Time is running out for thousands of private landlords who must join a council registration or face hefty fines.
Every buy to let and house in multiple occupation home in Newham, East London, must be registered by January 31, 2013.
The licensing scheme started on January 01, 2013, and is expected to net around 35,000 homes in the London borough, which adds up to around a third of all homes in Newham.
The aim is to improve housing standards – and Newham is the first council in England to licence all private landlords.
The council claims 5,000 – around 14% or 1 in 7 of all private rented homes – fall below acceptable living conditions.
Newham mayor Sir Robin Wales said: “When we consulted our residents, a massive majority were in favour of this.”
“The bad behaviour occurs in the bad properties: the anti-social behaviour, the mess in the garden. We need to go after them.”
Private landlords have to declare convictions for crime and housing offences and make sure their letting properties meet strict health and safety standards or face fines of up to £20,000.
A five-year licence costs £150 per property.
Newham is also running a private landlord accreditation scheme – which requires a separate fee – offering a payment of up to £1,000 from taking on referred tenants and other features, including;
- Market rents paid for council tenants living in private rented homes
- Landlord training
tracked housing benefit payments
- Bonds against unpaid rent and tenant damage to homes
- Priority for tenant referrals
The neighbourhoods where licensing is needed are listed on the Newham Council web site.
Scotland already runs a national landlord register and consultation for a similar register in Wales in underway.
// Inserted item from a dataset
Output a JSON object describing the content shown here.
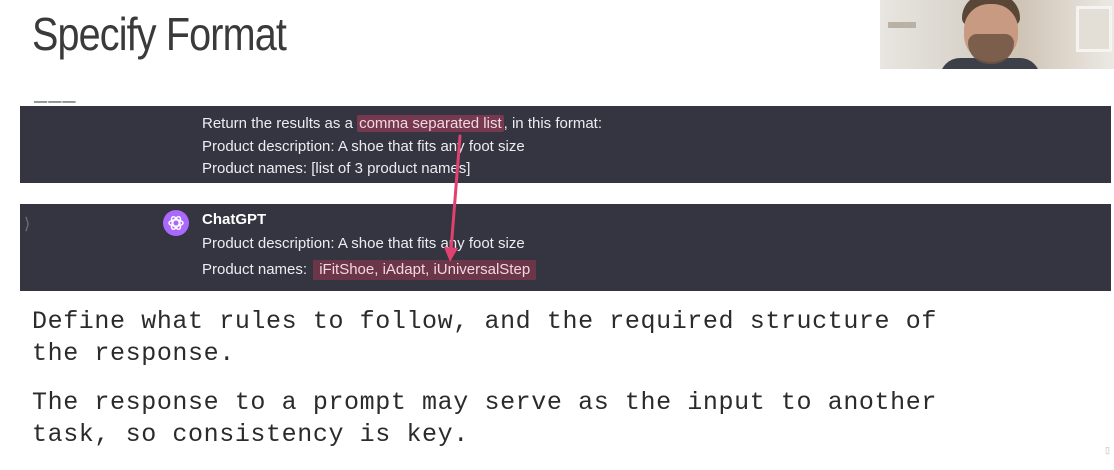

In England, the government maintains each council should consider how to police private landlords. Around 40 English councils have licensing schemes for houses in multiple occupation (HMOs), although licensing is only mandatory for homes with six or more tenants or of three or more storeys.©LandlordZONE® – legal content applies primarily to England and is not a definitive statement of the law; always seek professional advice. Legislation changes, so check dates on these articles. If you have questions go to the LandlordZONE® Forums